**DIRECTIONS:** The reply should be one number: how many lines of the data below contain "ingot".
^^^^^^^^
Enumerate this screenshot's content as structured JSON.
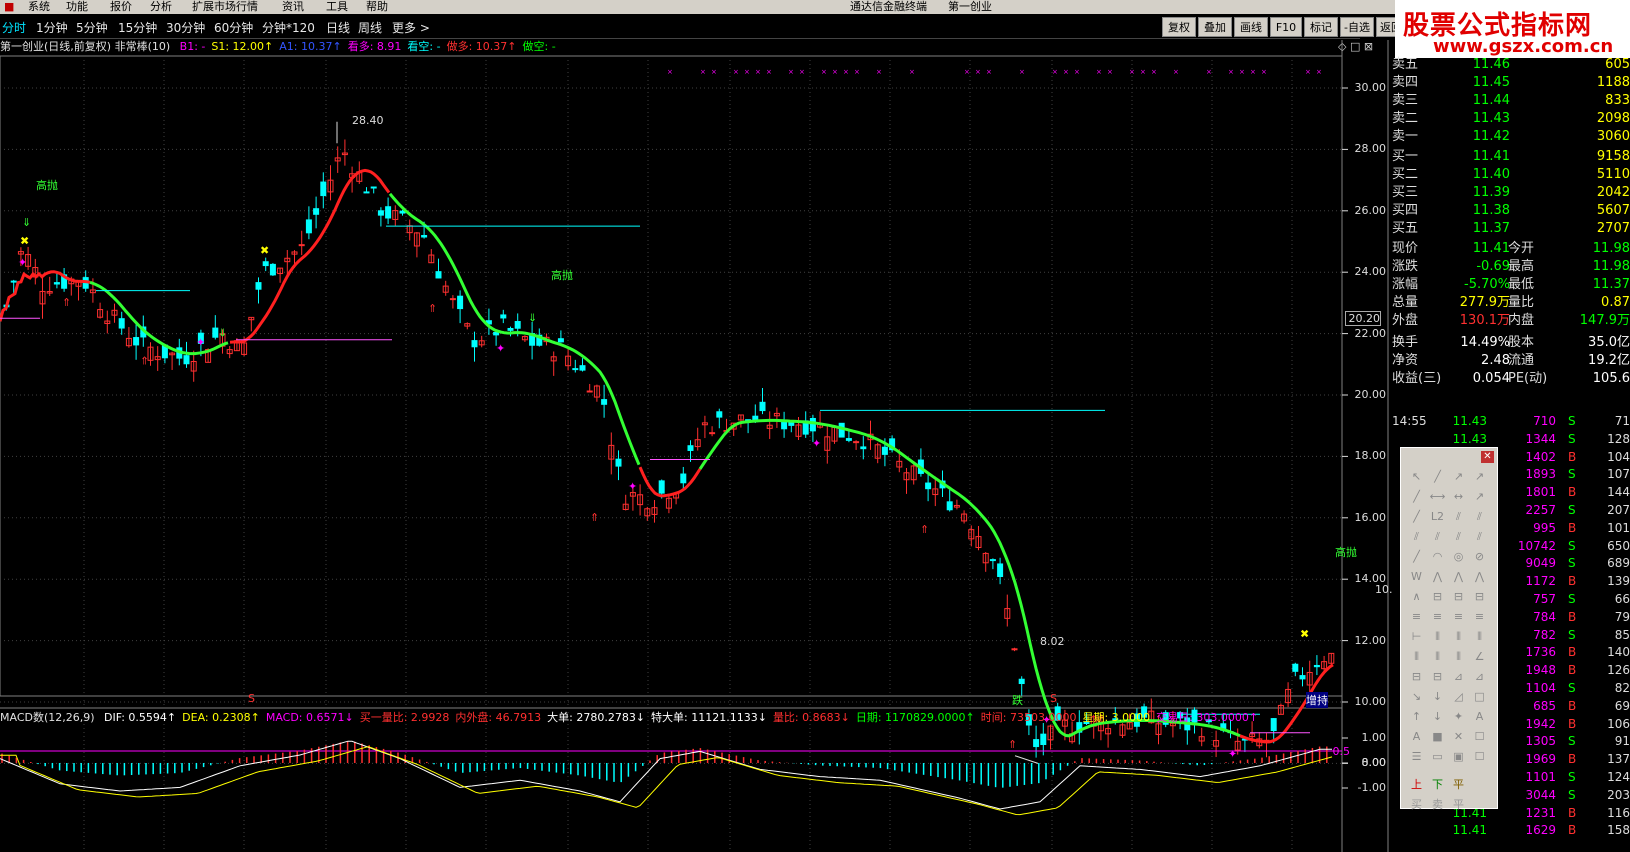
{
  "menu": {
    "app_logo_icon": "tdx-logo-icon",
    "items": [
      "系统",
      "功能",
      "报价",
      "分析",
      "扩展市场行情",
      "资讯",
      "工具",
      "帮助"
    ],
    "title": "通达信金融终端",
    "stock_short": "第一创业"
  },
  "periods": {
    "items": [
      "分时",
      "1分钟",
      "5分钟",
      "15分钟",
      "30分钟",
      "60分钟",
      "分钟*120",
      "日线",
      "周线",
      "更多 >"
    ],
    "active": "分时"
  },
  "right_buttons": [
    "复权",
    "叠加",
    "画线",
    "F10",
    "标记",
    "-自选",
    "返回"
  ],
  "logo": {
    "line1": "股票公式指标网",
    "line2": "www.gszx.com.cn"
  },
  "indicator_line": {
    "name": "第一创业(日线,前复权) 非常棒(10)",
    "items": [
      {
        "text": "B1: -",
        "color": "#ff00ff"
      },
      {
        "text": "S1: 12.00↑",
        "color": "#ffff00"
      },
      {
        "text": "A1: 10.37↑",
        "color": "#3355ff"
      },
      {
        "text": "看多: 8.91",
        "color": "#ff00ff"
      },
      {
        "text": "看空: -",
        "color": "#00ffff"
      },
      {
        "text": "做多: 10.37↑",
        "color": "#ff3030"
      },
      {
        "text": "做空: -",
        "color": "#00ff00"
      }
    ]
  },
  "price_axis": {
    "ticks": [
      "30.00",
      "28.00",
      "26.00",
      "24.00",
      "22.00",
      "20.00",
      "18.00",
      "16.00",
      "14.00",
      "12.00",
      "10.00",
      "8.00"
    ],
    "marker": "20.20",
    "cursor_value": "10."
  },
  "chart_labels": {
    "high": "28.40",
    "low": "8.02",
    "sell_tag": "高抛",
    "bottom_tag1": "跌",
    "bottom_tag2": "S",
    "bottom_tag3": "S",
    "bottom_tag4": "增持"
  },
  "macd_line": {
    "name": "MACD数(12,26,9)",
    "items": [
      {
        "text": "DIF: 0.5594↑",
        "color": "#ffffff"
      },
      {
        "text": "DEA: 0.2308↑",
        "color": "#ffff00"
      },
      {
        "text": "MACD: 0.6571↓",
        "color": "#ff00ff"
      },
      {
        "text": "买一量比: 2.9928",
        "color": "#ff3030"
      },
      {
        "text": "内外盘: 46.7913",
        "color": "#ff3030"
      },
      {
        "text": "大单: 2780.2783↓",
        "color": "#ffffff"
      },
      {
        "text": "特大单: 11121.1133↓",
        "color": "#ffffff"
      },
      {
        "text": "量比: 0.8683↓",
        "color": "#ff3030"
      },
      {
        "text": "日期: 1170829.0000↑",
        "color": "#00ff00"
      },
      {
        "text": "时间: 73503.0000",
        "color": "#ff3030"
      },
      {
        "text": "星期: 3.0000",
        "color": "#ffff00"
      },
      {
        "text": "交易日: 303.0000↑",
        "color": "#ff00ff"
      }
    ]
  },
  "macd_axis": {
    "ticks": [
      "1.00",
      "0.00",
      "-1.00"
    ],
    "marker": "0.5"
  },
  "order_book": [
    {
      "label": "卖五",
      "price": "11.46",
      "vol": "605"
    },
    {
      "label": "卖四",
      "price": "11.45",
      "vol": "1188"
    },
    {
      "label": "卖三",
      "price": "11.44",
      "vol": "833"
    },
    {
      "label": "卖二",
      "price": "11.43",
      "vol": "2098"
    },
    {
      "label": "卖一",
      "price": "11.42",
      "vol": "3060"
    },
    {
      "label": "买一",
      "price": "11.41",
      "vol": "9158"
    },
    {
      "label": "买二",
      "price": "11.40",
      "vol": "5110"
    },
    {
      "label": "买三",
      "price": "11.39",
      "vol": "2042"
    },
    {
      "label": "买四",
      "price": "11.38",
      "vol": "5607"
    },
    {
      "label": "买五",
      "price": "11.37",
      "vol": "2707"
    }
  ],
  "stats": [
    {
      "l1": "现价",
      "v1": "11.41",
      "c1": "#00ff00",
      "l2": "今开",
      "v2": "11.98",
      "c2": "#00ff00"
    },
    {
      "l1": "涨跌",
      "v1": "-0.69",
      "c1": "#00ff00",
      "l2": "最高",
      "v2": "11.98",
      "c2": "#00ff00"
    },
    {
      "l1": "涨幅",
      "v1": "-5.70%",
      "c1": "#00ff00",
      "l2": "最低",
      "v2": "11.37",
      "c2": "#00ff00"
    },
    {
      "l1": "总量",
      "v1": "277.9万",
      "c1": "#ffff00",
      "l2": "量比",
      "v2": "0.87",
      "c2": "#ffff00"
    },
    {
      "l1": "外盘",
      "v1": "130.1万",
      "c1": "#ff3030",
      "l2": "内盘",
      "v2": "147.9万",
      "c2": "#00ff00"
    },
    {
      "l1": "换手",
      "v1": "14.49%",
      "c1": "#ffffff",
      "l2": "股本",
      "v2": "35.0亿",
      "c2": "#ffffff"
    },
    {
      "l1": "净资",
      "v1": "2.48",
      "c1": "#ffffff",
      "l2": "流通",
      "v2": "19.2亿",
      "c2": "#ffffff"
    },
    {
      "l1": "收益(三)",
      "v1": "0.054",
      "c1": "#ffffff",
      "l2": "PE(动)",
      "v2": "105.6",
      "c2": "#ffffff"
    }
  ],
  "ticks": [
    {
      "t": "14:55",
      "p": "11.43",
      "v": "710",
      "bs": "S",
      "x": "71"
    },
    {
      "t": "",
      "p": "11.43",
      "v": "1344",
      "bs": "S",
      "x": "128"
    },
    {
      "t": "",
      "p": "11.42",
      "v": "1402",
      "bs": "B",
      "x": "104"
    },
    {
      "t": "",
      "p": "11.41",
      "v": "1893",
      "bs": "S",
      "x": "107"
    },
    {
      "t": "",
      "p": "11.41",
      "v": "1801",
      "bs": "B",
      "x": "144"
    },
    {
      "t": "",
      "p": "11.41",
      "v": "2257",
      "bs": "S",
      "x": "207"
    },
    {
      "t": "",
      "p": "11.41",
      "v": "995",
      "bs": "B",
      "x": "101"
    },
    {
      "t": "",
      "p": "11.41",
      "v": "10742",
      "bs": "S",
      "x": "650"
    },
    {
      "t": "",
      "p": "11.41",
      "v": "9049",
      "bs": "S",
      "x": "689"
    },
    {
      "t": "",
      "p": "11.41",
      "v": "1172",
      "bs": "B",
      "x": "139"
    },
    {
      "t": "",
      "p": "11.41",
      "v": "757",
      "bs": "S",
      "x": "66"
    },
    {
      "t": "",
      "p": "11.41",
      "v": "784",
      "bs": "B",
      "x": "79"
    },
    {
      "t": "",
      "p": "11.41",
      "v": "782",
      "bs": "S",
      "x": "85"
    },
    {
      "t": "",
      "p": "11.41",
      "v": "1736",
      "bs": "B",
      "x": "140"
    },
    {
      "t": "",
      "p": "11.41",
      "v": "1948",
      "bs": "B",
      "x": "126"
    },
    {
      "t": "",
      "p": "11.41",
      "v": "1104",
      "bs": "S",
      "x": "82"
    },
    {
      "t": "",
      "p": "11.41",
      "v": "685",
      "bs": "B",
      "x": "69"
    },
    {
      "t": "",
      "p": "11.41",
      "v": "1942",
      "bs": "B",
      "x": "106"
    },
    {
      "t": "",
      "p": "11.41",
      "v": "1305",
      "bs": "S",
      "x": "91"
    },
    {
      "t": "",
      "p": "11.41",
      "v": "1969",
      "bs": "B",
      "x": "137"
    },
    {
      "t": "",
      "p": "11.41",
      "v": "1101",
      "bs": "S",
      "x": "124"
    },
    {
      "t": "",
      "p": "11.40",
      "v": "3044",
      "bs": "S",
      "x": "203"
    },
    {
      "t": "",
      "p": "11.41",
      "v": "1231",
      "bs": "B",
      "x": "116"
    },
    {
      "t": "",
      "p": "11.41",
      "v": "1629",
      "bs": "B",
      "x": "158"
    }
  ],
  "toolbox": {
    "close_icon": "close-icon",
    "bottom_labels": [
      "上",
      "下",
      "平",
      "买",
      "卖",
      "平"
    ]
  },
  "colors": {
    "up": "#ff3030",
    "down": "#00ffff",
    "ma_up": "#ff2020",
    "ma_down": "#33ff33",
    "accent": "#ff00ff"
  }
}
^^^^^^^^
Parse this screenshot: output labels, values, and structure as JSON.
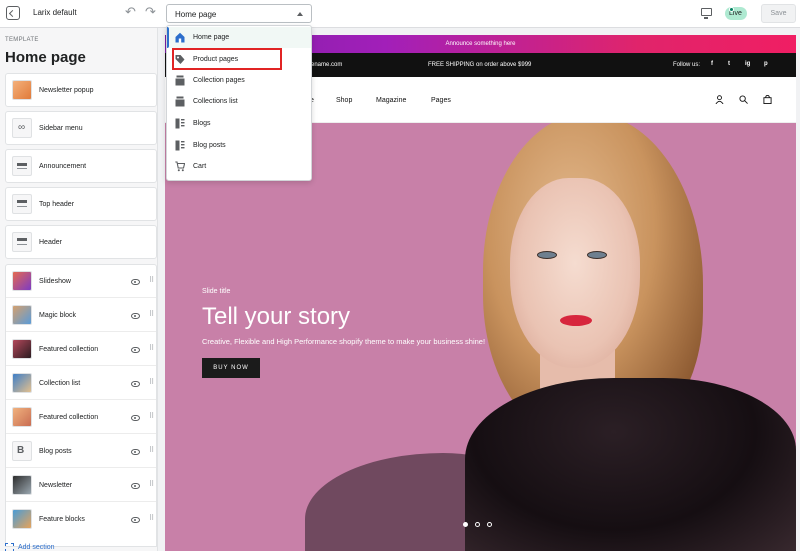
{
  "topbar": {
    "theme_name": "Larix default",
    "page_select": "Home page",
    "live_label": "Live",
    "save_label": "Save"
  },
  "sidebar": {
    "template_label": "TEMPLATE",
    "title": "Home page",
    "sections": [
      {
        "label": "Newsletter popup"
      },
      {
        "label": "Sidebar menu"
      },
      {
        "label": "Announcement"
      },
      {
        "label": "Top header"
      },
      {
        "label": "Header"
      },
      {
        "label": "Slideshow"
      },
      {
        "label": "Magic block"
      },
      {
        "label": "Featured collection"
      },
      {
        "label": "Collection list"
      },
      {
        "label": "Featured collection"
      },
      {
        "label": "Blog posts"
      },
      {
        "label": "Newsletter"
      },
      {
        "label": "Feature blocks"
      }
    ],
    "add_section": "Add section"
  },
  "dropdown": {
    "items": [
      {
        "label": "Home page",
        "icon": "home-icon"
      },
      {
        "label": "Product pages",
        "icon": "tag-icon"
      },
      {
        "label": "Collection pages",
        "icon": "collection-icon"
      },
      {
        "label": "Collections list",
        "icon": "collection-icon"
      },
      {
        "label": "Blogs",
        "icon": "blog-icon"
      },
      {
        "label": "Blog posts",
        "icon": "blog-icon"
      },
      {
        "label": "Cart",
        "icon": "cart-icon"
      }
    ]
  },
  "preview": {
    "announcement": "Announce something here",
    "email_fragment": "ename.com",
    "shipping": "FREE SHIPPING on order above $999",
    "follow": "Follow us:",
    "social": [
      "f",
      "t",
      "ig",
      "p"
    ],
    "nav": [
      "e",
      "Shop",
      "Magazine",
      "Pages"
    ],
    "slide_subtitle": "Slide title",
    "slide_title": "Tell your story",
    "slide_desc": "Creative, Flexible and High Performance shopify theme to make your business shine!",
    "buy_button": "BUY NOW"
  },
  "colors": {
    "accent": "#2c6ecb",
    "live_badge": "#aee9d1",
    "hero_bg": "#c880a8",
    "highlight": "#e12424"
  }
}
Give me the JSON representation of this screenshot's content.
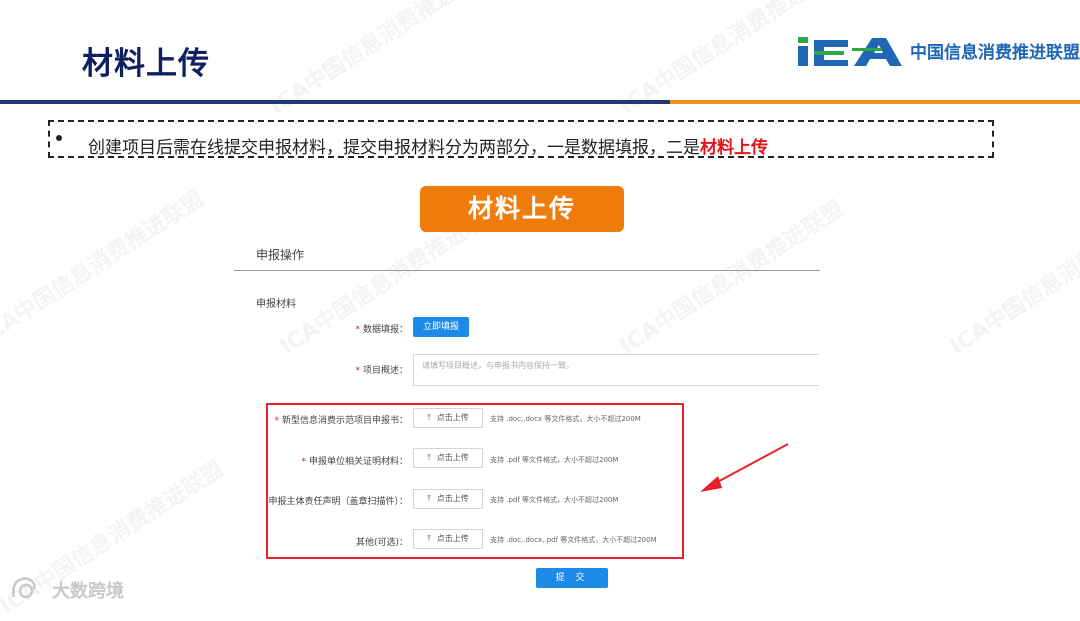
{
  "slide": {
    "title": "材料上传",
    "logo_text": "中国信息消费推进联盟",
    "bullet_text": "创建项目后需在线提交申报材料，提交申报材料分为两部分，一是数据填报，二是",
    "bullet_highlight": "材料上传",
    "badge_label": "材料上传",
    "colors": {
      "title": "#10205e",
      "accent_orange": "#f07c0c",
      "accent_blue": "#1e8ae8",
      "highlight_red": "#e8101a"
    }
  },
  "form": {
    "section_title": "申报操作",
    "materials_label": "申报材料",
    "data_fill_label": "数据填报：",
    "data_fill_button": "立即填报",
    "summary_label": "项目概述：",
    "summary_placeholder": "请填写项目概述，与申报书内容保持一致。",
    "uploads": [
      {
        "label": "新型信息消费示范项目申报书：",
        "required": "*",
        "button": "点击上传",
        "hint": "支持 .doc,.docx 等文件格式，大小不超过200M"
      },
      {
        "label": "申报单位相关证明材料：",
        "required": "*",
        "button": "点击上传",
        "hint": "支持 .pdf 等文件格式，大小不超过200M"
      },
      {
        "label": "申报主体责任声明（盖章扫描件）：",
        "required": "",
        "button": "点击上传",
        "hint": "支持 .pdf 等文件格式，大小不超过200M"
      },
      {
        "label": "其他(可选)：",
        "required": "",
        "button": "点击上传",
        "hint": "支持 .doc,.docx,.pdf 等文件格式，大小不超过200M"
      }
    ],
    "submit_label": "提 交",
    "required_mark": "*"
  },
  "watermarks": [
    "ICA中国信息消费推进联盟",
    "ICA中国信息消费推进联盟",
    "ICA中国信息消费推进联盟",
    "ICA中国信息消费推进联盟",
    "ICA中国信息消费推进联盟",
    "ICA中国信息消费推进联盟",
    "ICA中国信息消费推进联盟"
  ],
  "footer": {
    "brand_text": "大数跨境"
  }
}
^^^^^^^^
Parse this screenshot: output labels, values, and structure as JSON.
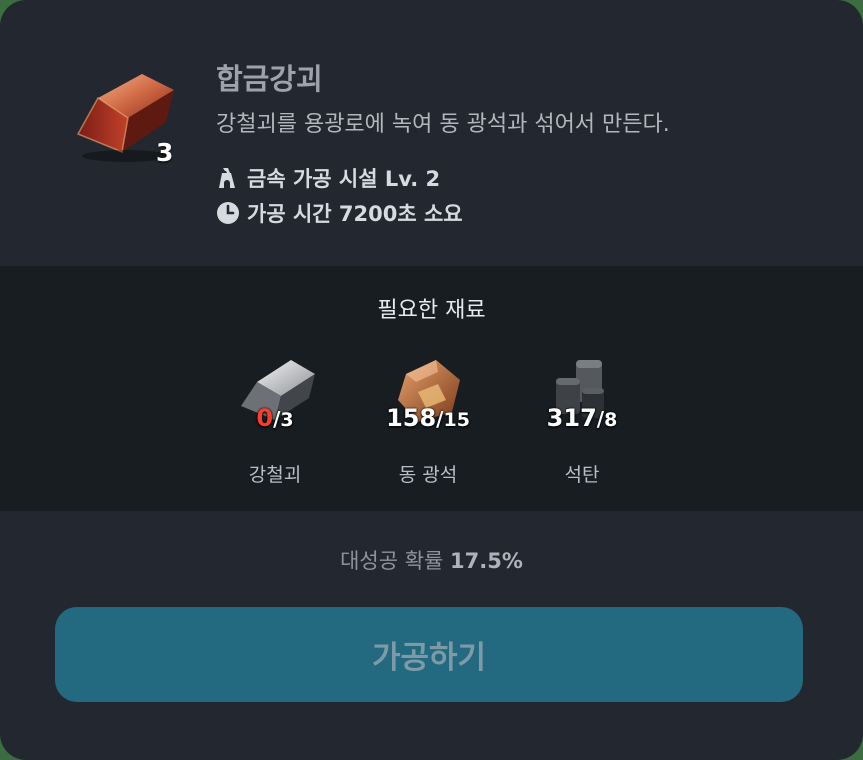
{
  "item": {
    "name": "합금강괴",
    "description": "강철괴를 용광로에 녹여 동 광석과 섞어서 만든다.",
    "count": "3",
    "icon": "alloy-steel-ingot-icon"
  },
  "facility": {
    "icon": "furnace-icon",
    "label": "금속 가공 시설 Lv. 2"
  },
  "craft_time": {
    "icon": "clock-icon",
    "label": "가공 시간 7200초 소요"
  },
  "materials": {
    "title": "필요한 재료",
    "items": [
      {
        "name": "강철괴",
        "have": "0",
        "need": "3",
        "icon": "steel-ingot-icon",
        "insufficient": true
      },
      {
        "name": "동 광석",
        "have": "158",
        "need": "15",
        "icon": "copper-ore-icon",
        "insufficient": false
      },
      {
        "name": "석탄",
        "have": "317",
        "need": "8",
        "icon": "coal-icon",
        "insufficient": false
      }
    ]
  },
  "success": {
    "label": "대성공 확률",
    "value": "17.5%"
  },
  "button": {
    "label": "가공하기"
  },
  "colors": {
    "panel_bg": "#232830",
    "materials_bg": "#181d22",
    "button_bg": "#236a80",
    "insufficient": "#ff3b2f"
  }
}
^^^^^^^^
**EXERCISE OUTPUT:** 2